__Problem to solve__. Count the lines in the records that hold the string "jadi". Only the number should be given.

__Data for this task__.
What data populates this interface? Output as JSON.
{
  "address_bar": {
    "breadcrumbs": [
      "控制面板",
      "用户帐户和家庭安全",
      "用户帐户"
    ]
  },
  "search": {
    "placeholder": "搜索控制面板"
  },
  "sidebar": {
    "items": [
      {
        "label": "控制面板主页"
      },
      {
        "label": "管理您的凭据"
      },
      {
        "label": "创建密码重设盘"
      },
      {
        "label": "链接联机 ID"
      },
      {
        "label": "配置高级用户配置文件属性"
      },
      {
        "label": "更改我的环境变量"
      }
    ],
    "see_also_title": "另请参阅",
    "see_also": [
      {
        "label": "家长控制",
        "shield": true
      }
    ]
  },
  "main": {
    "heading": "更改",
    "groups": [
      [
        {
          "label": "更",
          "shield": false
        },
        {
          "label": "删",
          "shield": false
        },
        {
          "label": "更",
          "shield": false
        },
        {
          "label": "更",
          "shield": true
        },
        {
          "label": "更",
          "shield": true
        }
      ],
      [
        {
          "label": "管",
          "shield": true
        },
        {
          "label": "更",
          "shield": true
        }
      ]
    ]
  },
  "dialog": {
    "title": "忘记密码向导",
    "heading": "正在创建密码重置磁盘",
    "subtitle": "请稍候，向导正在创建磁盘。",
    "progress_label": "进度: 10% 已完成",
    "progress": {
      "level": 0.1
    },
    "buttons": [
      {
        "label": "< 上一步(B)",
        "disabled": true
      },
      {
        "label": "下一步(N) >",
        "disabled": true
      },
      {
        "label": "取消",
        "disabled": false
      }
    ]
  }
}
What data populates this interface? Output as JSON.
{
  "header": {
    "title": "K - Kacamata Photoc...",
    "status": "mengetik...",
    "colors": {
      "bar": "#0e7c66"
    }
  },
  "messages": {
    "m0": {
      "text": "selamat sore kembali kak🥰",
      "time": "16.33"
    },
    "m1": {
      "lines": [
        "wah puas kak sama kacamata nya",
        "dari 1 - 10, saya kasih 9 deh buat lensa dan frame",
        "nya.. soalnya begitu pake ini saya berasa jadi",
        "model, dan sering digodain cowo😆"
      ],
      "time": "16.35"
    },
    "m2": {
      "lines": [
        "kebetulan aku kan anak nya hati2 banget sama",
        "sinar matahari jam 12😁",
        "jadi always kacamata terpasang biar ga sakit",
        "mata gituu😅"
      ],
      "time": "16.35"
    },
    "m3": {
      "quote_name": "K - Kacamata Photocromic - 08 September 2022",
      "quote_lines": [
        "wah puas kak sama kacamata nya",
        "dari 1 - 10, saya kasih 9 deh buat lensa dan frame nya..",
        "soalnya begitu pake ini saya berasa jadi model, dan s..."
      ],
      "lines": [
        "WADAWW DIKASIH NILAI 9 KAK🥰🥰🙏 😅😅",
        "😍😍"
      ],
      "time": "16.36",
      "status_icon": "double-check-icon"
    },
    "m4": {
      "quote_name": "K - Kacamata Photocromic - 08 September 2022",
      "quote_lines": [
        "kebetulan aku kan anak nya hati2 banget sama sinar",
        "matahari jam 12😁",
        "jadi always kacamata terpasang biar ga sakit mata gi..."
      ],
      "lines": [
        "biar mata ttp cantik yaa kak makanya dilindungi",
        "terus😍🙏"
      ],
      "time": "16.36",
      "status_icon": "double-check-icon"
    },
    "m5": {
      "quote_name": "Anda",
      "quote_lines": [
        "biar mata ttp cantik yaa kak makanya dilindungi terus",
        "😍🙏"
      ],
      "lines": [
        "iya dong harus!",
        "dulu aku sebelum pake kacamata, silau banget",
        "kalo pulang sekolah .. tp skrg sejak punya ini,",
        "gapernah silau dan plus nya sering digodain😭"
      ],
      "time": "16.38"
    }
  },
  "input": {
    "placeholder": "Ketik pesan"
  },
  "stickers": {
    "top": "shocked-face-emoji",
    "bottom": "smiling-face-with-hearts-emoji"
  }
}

__The completed task__. 4